"All is Lost" is a really remarkable film. I cannot recommend it highly enough. It stars Robert Redford, and only Robert Redford. He is by himself the entire film, and he barely says a word. Redford is one of the great under appreciated actors of his time, and here he gives what may be the greatest performance of his career.

The film is an existential meditation on aging, death, love, fear, God, nature, capitalism, humanity, Hollywood and Robert Redford's own life and career. It is beautifully photographed and Redford's performance is masterful.

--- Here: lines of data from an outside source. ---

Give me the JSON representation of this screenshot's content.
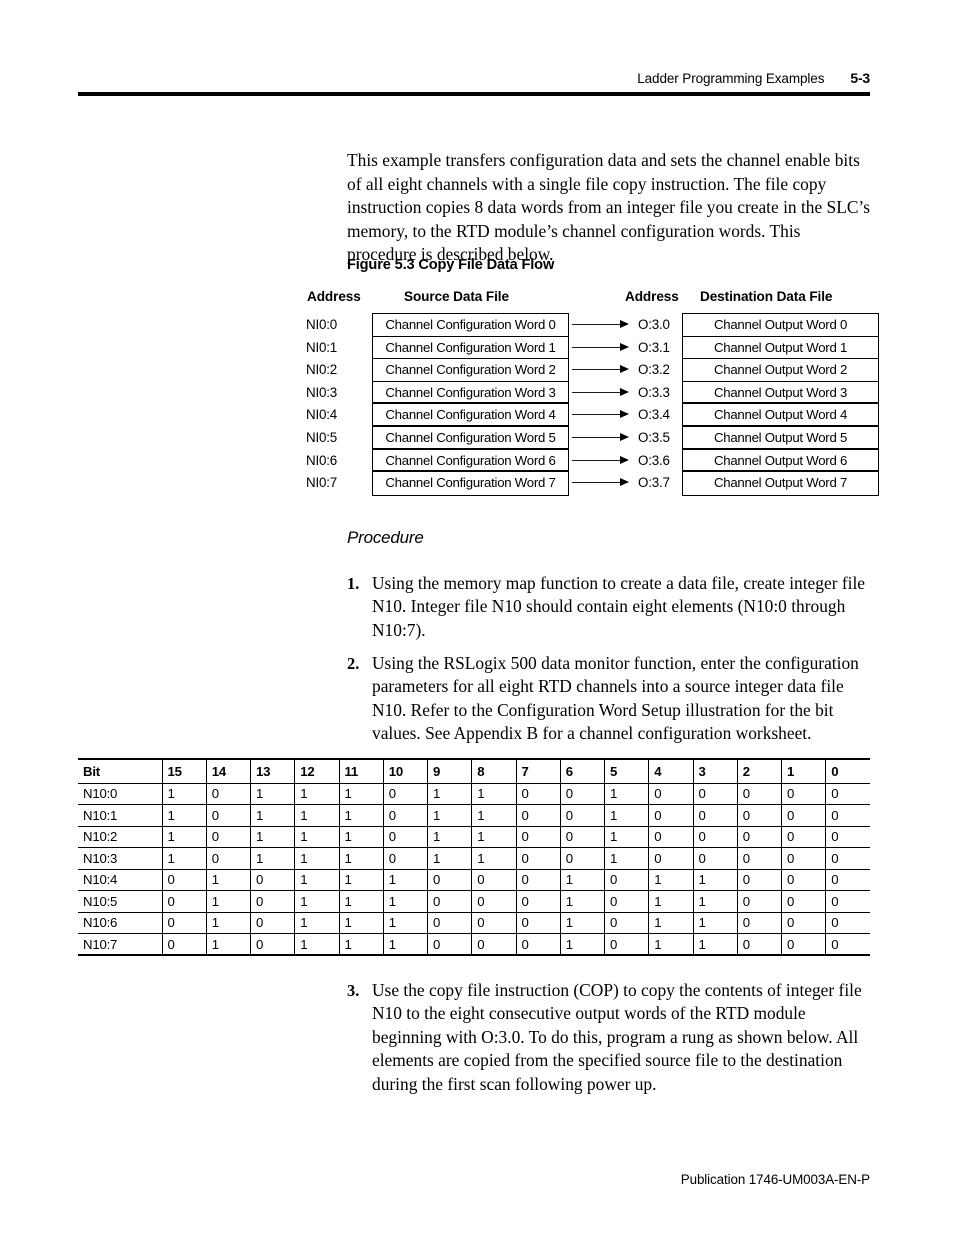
{
  "header": {
    "title": "Ladder Programming Examples",
    "page_number": "5-3"
  },
  "intro_paragraph": "This example transfers configuration data and sets the channel enable bits of all eight channels with a single file copy instruction. The file copy instruction copies 8 data words from an integer file you create in the SLC’s memory, to the RTD module’s channel configuration words. This procedure is described below.",
  "figure": {
    "caption": "Figure 5.3 Copy File Data Flow",
    "source_address_header": "Address",
    "source_file_header": "Source Data File",
    "destination_address_header": "Address",
    "destination_file_header": "Destination Data File",
    "source_addresses": [
      "NI0:0",
      "NI0:1",
      "NI0:2",
      "NI0:3",
      "NI0:4",
      "NI0:5",
      "NI0:6",
      "NI0:7"
    ],
    "source_words": [
      "Channel Configuration Word 0",
      "Channel Configuration Word 1",
      "Channel Configuration Word 2",
      "Channel Configuration Word 3",
      "Channel Configuration Word 4",
      "Channel Configuration Word 5",
      "Channel Configuration Word 6",
      "Channel Configuration Word 7"
    ],
    "destination_addresses": [
      "O:3.0",
      "O:3.1",
      "O:3.2",
      "O:3.3",
      "O:3.4",
      "O:3.5",
      "O:3.6",
      "O:3.7"
    ],
    "destination_words": [
      "Channel Output Word 0",
      "Channel Output Word 1",
      "Channel Output Word 2",
      "Channel Output Word 3",
      "Channel Output Word 4",
      "Channel Output Word 5",
      "Channel Output Word 6",
      "Channel Output Word 7"
    ]
  },
  "procedure": {
    "heading": "Procedure",
    "items": [
      {
        "number": "1.",
        "text": "Using the memory map function to create a data file, create integer file N10. Integer file N10 should contain eight elements (N10:0 through N10:7)."
      },
      {
        "number": "2.",
        "text": "Using the RSLogix 500 data monitor function, enter the configuration parameters for all eight RTD channels into a source integer data file N10. Refer to the Configuration Word Setup illustration for the bit values. See Appendix B for a channel configuration worksheet."
      },
      {
        "number": "3.",
        "text": "Use the copy file instruction (COP) to copy the contents of integer file N10 to the eight consecutive output words of the RTD module beginning with O:3.0. To do this, program a rung as shown below. All elements are copied from the specified source file to the destination during the first scan following power up."
      }
    ]
  },
  "bit_table": {
    "columns": [
      "Bit",
      "15",
      "14",
      "13",
      "12",
      "11",
      "10",
      "9",
      "8",
      "7",
      "6",
      "5",
      "4",
      "3",
      "2",
      "1",
      "0"
    ],
    "rows": [
      {
        "label": "N10:0",
        "bits": [
          "1",
          "0",
          "1",
          "1",
          "1",
          "0",
          "1",
          "1",
          "0",
          "0",
          "1",
          "0",
          "0",
          "0",
          "0",
          "0"
        ]
      },
      {
        "label": "N10:1",
        "bits": [
          "1",
          "0",
          "1",
          "1",
          "1",
          "0",
          "1",
          "1",
          "0",
          "0",
          "1",
          "0",
          "0",
          "0",
          "0",
          "0"
        ]
      },
      {
        "label": "N10:2",
        "bits": [
          "1",
          "0",
          "1",
          "1",
          "1",
          "0",
          "1",
          "1",
          "0",
          "0",
          "1",
          "0",
          "0",
          "0",
          "0",
          "0"
        ]
      },
      {
        "label": "N10:3",
        "bits": [
          "1",
          "0",
          "1",
          "1",
          "1",
          "0",
          "1",
          "1",
          "0",
          "0",
          "1",
          "0",
          "0",
          "0",
          "0",
          "0"
        ]
      },
      {
        "label": "N10:4",
        "bits": [
          "0",
          "1",
          "0",
          "1",
          "1",
          "1",
          "0",
          "0",
          "0",
          "1",
          "0",
          "1",
          "1",
          "0",
          "0",
          "0"
        ]
      },
      {
        "label": "N10:5",
        "bits": [
          "0",
          "1",
          "0",
          "1",
          "1",
          "1",
          "0",
          "0",
          "0",
          "1",
          "0",
          "1",
          "1",
          "0",
          "0",
          "0"
        ]
      },
      {
        "label": "N10:6",
        "bits": [
          "0",
          "1",
          "0",
          "1",
          "1",
          "1",
          "0",
          "0",
          "0",
          "1",
          "0",
          "1",
          "1",
          "0",
          "0",
          "0"
        ]
      },
      {
        "label": "N10:7",
        "bits": [
          "0",
          "1",
          "0",
          "1",
          "1",
          "1",
          "0",
          "0",
          "0",
          "1",
          "0",
          "1",
          "1",
          "0",
          "0",
          "0"
        ]
      }
    ]
  },
  "footer": {
    "publication": "Publication 1746-UM003A-EN-P"
  }
}
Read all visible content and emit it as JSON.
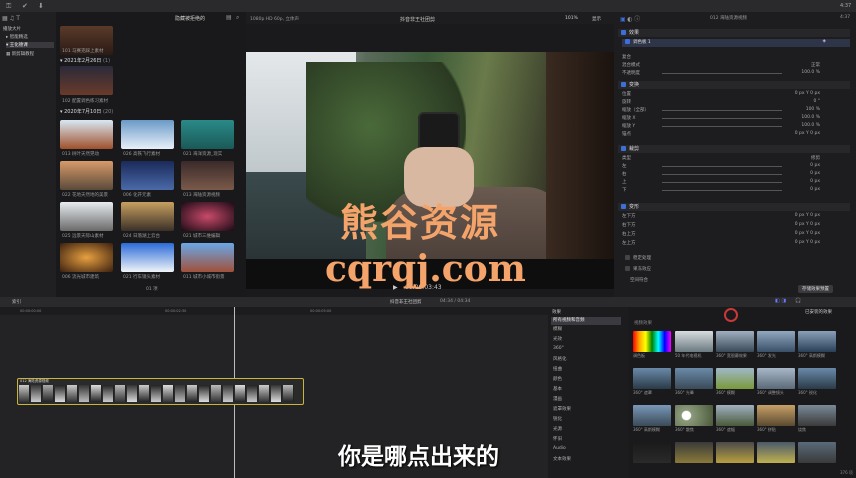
{
  "toolbar": {
    "left_icons": [
      "key-icon",
      "checkmark-icon",
      "import-icon"
    ],
    "right_time": "4:37"
  },
  "library": {
    "items": [
      {
        "label": "播放大片"
      },
      {
        "label": "智能精选"
      },
      {
        "label": "王化德课"
      },
      {
        "label": "新剪辑教程"
      }
    ]
  },
  "browser": {
    "header": "隐藏被拒绝的",
    "groups": [
      {
        "date": "2021年2月26日",
        "count": "(1)"
      },
      {
        "date": "2020年7月10日",
        "count": "(20)"
      }
    ],
    "top_captions": [
      "101 马赛克踩上素材",
      "102 配置调色练习素材"
    ],
    "captions": [
      "013 树叶天然晃动",
      "026 高铁飞行素材",
      "021 海洋资源_现实",
      "022 花地天然地的美景",
      "006 化开元素",
      "013 海陆资源视频",
      "025 远景天际山素材",
      "024 日落湖上云台",
      "021 城市三维编辑",
      "006 流光城市建筑",
      "021 行车镜头素材",
      "011 城市小城市街景"
    ],
    "footer": "01 项"
  },
  "viewer": {
    "format": "1080p HD 60p, 立体声",
    "title": "抖音非王社团剪",
    "zoom": "101%",
    "display": "显示",
    "timecode": "00:00:03:43"
  },
  "inspector": {
    "title": "012 海陆资源视频",
    "duration": "4:37",
    "effects_label": "效果",
    "effect_item": "调色板 1",
    "compositing": {
      "title": "复合",
      "blend_label": "混合模式",
      "blend_value": "正常",
      "opacity_label": "不透明度",
      "opacity_value": "100.0 %"
    },
    "transform": {
      "title": "变换",
      "rows": [
        {
          "label": "位置",
          "v": "0 px    Y    0 px"
        },
        {
          "label": "旋转",
          "v": "0 °"
        },
        {
          "label": "缩放（全部）",
          "v": "100 %"
        },
        {
          "label": "缩放 X",
          "v": "100.0 %"
        },
        {
          "label": "缩放 Y",
          "v": "100.0 %"
        },
        {
          "label": "锚点",
          "v": "0 px    Y    0 px"
        }
      ]
    },
    "crop": {
      "title": "裁剪",
      "type_label": "类型",
      "type_value": "修剪",
      "rows": [
        {
          "label": "左",
          "v": "0 px"
        },
        {
          "label": "右",
          "v": "0 px"
        },
        {
          "label": "上",
          "v": "0 px"
        },
        {
          "label": "下",
          "v": "0 px"
        }
      ]
    },
    "distort": {
      "title": "变形",
      "rows": [
        {
          "label": "左下方",
          "v": "0 px    Y    0 px"
        },
        {
          "label": "右下方",
          "v": "0 px    Y    0 px"
        },
        {
          "label": "右上方",
          "v": "0 px    Y    0 px"
        },
        {
          "label": "左上方",
          "v": "0 px    Y    0 px"
        }
      ]
    },
    "extras": [
      "稳定处理",
      "果冻效应",
      "空间符合"
    ],
    "save_button": "存储效果预置"
  },
  "timeline": {
    "index_label": "索引",
    "project": "抖音非王社团剪",
    "duration": "04:34 / 04:34",
    "clip_name": "012 海陆资源视频",
    "ruler": [
      "00:00:00:00",
      "00:00:02:30",
      "00:00:05:00"
    ]
  },
  "effects": {
    "header": "效果",
    "installed": "已安装的效果",
    "section": "视频效果",
    "categories": [
      "所有视频和音频",
      "模糊",
      "光效",
      "360°",
      "风格化",
      "扭曲",
      "颜色",
      "基本",
      "漫画",
      "遮罩效果",
      "锐化",
      "光源",
      "怀旧",
      "Audio",
      "文本效果",
      "平铺",
      "颜色预置"
    ],
    "items": [
      "调色板",
      "50 年代电视机",
      "360° 宽银幕效果",
      "360° 发光",
      "360° 高斯模糊",
      "360° 遮罩",
      "360° 光晕",
      "360° 模糊",
      "360° 调整镜头",
      "360° 锐化",
      "360° 高斯模糊",
      "360° 散焦",
      "360° 遮幅",
      "360° 拼贴",
      "烧焦",
      "",
      "",
      "",
      "",
      ""
    ],
    "count": "376 项"
  },
  "overlay": {
    "watermark_cn": "熊谷资源",
    "watermark_url": "cqrqj.com",
    "subtitle": "你是哪点出来的"
  },
  "colors": {
    "accent": "#3c6fd8",
    "watermark": "#f4a46b",
    "clip_border": "#c9b53a",
    "bg": "#1a1a1c"
  }
}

To be clear, this is not a film for everyone. It isn't a typical hollywood film. My best friend, the inimitable Chaz J. Chazzington, absolutely hated the film, saying it lacked emotion. I had the opposite reaction. To me it is the film that "Gravity" should have been. It is Robert Redford facing the vast darkness of the abyss, by himself, which is how we all must face our own annihilation. Cold, scared and alone.  Redford's complex stoicism may not be enough emotion for everyone, but keep in mind, it's not the emotions shown in a film that count, it's the emotions a film conjures in the viewer that really matter. And "All is Lost" brought up deep emotions within me, such as fear of my own impending death, of my own annihilation, of my own regrets in life, of all the joys and sorrows I have experienced in this life, and how I will miss it when it ends no matter what comes after it. 

In short, "All is Lost" makes us look at all the uncomfortable things we would prefer to ignore. Life, death and the inevitability of our destruction at the hands of the infinite abyss that we prefer to ignore rather than acknowledge, and that bears down upon us every moment of every day. The abyss is the relentless Shark calmly hunting us in his frigid sea, it is the Wolf coolly trotting after us in his forest, waiting for us to tire, it is the Tiger silently stalking us through his jungle, waiting for the precise moment to pounce. These are the feelings that we as humans try to not think about or feel. We do everything we can to avoid contemplating our own inevitable demise. "All is Lost" skillfully nudges us to think about the unthinkable and the uncomfortable. I found it to be a fantastic film and well worth your time.